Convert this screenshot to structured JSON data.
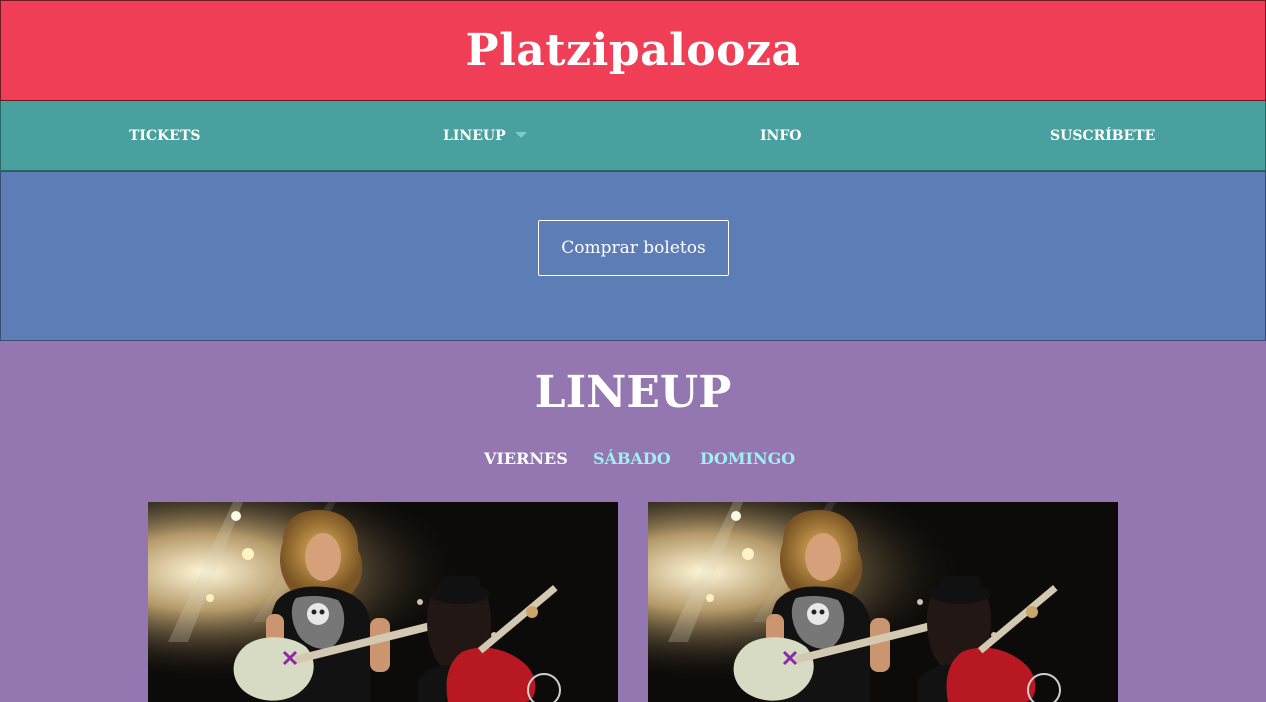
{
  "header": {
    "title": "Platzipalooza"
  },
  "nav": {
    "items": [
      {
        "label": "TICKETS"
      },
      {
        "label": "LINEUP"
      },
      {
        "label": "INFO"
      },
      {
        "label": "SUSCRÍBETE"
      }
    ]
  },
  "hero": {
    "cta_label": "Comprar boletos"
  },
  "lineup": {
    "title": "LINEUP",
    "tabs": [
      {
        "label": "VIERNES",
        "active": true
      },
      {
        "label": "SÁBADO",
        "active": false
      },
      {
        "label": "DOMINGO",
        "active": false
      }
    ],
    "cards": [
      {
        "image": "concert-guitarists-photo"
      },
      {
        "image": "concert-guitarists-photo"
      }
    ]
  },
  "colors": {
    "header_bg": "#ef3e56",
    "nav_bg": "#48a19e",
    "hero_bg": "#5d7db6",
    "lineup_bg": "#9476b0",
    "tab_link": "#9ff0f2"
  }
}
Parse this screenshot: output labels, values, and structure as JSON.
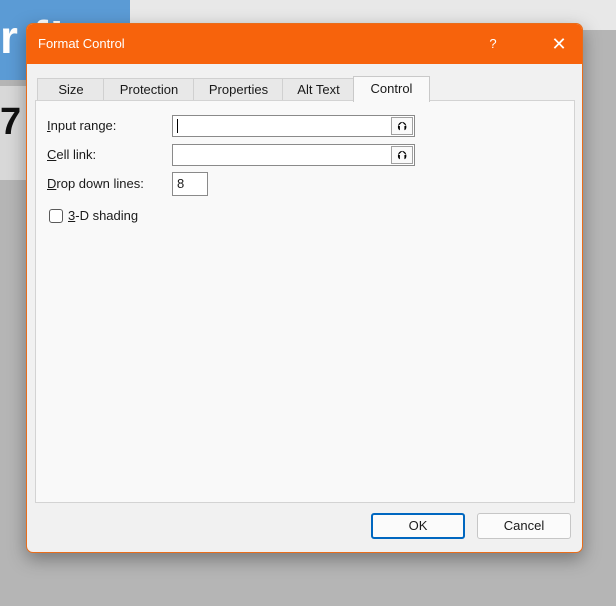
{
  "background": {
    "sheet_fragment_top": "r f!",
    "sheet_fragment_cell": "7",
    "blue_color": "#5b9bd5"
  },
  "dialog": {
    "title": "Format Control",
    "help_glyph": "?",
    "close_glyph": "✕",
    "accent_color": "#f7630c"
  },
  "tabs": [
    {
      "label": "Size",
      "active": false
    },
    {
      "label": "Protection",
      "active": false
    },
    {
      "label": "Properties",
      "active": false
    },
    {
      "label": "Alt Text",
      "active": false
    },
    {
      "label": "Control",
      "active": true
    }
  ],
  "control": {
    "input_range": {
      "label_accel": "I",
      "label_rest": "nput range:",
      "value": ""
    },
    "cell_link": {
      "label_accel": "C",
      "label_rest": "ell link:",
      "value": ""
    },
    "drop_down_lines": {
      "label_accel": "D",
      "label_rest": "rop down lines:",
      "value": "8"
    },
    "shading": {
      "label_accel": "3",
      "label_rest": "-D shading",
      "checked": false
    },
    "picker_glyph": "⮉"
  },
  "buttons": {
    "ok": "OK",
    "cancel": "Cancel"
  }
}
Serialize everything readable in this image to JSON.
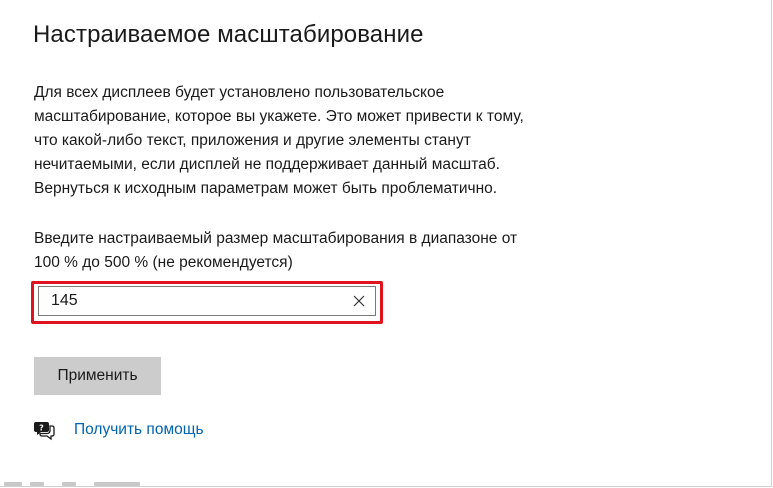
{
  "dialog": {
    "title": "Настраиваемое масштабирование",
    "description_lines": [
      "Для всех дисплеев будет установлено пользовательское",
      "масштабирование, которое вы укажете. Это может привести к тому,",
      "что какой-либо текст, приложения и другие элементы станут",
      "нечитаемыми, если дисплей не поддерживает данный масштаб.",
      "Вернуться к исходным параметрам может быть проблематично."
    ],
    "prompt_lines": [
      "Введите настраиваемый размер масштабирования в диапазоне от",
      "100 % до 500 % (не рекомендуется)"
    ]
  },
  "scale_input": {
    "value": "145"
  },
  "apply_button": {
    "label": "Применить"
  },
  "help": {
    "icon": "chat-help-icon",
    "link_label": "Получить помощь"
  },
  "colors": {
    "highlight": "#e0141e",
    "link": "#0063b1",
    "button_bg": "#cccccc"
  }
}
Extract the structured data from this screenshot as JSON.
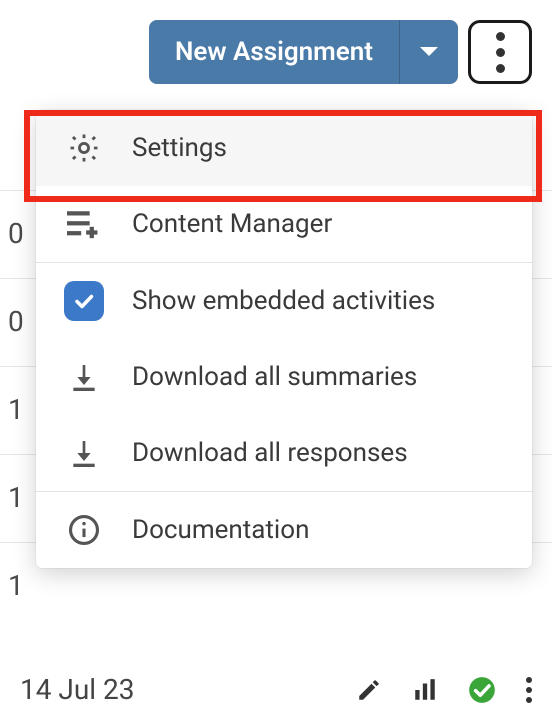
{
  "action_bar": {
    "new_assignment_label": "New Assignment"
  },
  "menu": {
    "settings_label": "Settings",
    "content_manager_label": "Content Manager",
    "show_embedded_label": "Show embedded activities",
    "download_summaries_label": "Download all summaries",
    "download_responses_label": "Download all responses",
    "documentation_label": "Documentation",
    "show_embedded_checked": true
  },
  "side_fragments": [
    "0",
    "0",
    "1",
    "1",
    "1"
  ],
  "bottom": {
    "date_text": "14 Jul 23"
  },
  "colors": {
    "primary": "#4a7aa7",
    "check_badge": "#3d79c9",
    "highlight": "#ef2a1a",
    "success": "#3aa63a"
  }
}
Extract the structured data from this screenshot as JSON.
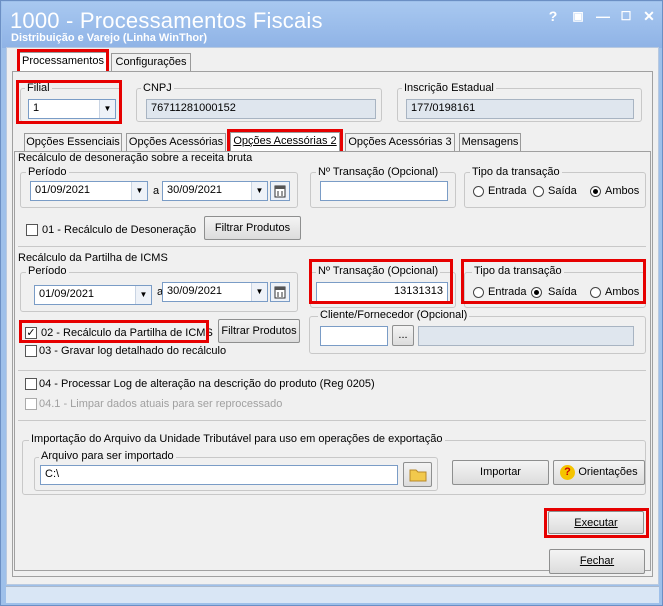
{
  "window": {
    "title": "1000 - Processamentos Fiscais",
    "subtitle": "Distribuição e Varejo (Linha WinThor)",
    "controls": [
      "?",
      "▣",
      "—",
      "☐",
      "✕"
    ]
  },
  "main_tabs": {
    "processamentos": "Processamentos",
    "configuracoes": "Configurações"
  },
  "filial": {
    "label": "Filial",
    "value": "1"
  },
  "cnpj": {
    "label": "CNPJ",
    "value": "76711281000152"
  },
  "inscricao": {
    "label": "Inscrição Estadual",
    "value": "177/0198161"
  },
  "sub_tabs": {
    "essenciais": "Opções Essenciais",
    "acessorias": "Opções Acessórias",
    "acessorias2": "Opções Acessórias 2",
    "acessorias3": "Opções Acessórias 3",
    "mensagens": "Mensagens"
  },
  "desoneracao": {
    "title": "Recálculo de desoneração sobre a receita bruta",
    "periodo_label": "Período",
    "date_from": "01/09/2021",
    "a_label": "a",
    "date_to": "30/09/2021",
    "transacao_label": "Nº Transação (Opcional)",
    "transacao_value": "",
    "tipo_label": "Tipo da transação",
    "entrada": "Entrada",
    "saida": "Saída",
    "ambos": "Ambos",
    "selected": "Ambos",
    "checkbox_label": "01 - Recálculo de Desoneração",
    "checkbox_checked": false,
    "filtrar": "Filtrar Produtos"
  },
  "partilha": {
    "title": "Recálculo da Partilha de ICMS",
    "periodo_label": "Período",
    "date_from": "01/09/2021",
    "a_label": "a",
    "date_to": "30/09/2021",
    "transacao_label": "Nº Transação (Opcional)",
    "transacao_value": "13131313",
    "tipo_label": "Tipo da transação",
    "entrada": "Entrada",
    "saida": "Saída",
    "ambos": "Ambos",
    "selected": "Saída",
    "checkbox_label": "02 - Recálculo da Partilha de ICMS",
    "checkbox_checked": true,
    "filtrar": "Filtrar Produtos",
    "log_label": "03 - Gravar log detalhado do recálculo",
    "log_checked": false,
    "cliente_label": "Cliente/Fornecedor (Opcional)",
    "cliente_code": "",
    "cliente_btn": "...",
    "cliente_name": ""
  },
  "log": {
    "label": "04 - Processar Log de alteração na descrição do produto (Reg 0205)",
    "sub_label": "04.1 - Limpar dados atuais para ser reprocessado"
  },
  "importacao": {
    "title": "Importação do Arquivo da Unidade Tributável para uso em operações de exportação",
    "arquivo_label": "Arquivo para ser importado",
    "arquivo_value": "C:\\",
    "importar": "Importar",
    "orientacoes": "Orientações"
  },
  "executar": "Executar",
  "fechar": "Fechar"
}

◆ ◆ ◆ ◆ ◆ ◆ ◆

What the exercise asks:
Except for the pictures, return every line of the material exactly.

Finished exercise:
Convert this screenshot to structured JSON data.
{
  "header": {
    "title": "Platzipalooza"
  },
  "nav": {
    "items": [
      {
        "label": "TICKETS"
      },
      {
        "label": "LINEUP"
      },
      {
        "label": "INFO"
      },
      {
        "label": "SUSCRÍBETE"
      }
    ]
  },
  "hero": {
    "cta_label": "Comprar boletos"
  },
  "lineup": {
    "title": "LINEUP",
    "tabs": [
      {
        "label": "VIERNES",
        "active": true
      },
      {
        "label": "SÁBADO",
        "active": false
      },
      {
        "label": "DOMINGO",
        "active": false
      }
    ],
    "cards": [
      {
        "image": "concert-guitarists-photo"
      },
      {
        "image": "concert-guitarists-photo"
      }
    ]
  },
  "colors": {
    "header_bg": "#ef3e56",
    "nav_bg": "#48a19e",
    "hero_bg": "#5d7db6",
    "lineup_bg": "#9476b0",
    "tab_link": "#9ff0f2"
  }
}
Parse this screenshot: output labels, values, and structure as JSON.
{
  "background": {
    "sheet_fragment_top": "r f!",
    "sheet_fragment_cell": "7",
    "blue_color": "#5b9bd5"
  },
  "dialog": {
    "title": "Format Control",
    "help_glyph": "?",
    "close_glyph": "✕",
    "accent_color": "#f7630c"
  },
  "tabs": [
    {
      "label": "Size",
      "active": false
    },
    {
      "label": "Protection",
      "active": false
    },
    {
      "label": "Properties",
      "active": false
    },
    {
      "label": "Alt Text",
      "active": false
    },
    {
      "label": "Control",
      "active": true
    }
  ],
  "control": {
    "input_range": {
      "label_accel": "I",
      "label_rest": "nput range:",
      "value": ""
    },
    "cell_link": {
      "label_accel": "C",
      "label_rest": "ell link:",
      "value": ""
    },
    "drop_down_lines": {
      "label_accel": "D",
      "label_rest": "rop down lines:",
      "value": "8"
    },
    "shading": {
      "label_accel": "3",
      "label_rest": "-D shading",
      "checked": false
    },
    "picker_glyph": "⮉"
  },
  "buttons": {
    "ok": "OK",
    "cancel": "Cancel"
  }
}
Serialize everything readable in this image to JSON.
{
  "dialog": {
    "title": "Настраиваемое масштабирование",
    "description_lines": [
      "Для всех дисплеев будет установлено пользовательское",
      "масштабирование, которое вы укажете. Это может привести к тому,",
      "что какой-либо текст, приложения и другие элементы станут",
      "нечитаемыми, если дисплей не поддерживает данный масштаб.",
      "Вернуться к исходным параметрам может быть проблематично."
    ],
    "prompt_lines": [
      "Введите настраиваемый размер масштабирования в диапазоне от",
      "100 % до 500 % (не рекомендуется)"
    ]
  },
  "scale_input": {
    "value": "145"
  },
  "apply_button": {
    "label": "Применить"
  },
  "help": {
    "icon": "chat-help-icon",
    "link_label": "Получить помощь"
  },
  "colors": {
    "highlight": "#e0141e",
    "link": "#0063b1",
    "button_bg": "#cccccc"
  }
}
Extract the structured data from this screenshot as JSON.
{
  "action_bar": {
    "new_assignment_label": "New Assignment"
  },
  "menu": {
    "settings_label": "Settings",
    "content_manager_label": "Content Manager",
    "show_embedded_label": "Show embedded activities",
    "download_summaries_label": "Download all summaries",
    "download_responses_label": "Download all responses",
    "documentation_label": "Documentation",
    "show_embedded_checked": true
  },
  "side_fragments": [
    "0",
    "0",
    "1",
    "1",
    "1"
  ],
  "bottom": {
    "date_text": "14 Jul 23"
  },
  "colors": {
    "primary": "#4a7aa7",
    "check_badge": "#3d79c9",
    "highlight": "#ef2a1a",
    "success": "#3aa63a"
  }
}
Extract the structured data from this screenshot as JSON.
{
  "window": {
    "title": "1000 - Processamentos Fiscais",
    "subtitle": "Distribuição e Varejo (Linha WinThor)",
    "controls": [
      "?",
      "▣",
      "—",
      "☐",
      "✕"
    ]
  },
  "main_tabs": {
    "processamentos": "Processamentos",
    "configuracoes": "Configurações"
  },
  "filial": {
    "label": "Filial",
    "value": "1"
  },
  "cnpj": {
    "label": "CNPJ",
    "value": "76711281000152"
  },
  "inscricao": {
    "label": "Inscrição Estadual",
    "value": "177/0198161"
  },
  "sub_tabs": {
    "essenciais": "Opções Essenciais",
    "acessorias": "Opções Acessórias",
    "acessorias2": "Opções Acessórias 2",
    "acessorias3": "Opções Acessórias 3",
    "mensagens": "Mensagens"
  },
  "desoneracao": {
    "title": "Recálculo de desoneração sobre a receita bruta",
    "periodo_label": "Período",
    "date_from": "01/09/2021",
    "a_label": "a",
    "date_to": "30/09/2021",
    "transacao_label": "Nº Transação (Opcional)",
    "transacao_value": "",
    "tipo_label": "Tipo da transação",
    "entrada": "Entrada",
    "saida": "Saída",
    "ambos": "Ambos",
    "selected": "Ambos",
    "checkbox_label": "01 - Recálculo de Desoneração",
    "checkbox_checked": false,
    "filtrar": "Filtrar Produtos"
  },
  "partilha": {
    "title": "Recálculo da Partilha de ICMS",
    "periodo_label": "Período",
    "date_from": "01/09/2021",
    "a_label": "a",
    "date_to": "30/09/2021",
    "transacao_label": "Nº Transação (Opcional)",
    "transacao_value": "13131313",
    "tipo_label": "Tipo da transação",
    "entrada": "Entrada",
    "saida": "Saída",
    "ambos": "Ambos",
    "selected": "Saída",
    "checkbox_label": "02 - Recálculo da Partilha de ICMS",
    "checkbox_checked": true,
    "filtrar": "Filtrar Produtos",
    "log_label": "03 - Gravar log detalhado do recálculo",
    "log_checked": false,
    "cliente_label": "Cliente/Fornecedor (Opcional)",
    "cliente_code": "",
    "cliente_btn": "...",
    "cliente_name": ""
  },
  "log": {
    "label": "04 - Processar Log de alteração na descrição do produto (Reg 0205)",
    "sub_label": "04.1 - Limpar dados atuais para ser reprocessado"
  },
  "importacao": {
    "title": "Importação do Arquivo da Unidade Tributável para uso em operações de exportação",
    "arquivo_label": "Arquivo para ser importado",
    "arquivo_value": "C:\\",
    "importar": "Importar",
    "orientacoes": "Orientações"
  },
  "executar": "Executar",
  "fechar": "Fechar"
}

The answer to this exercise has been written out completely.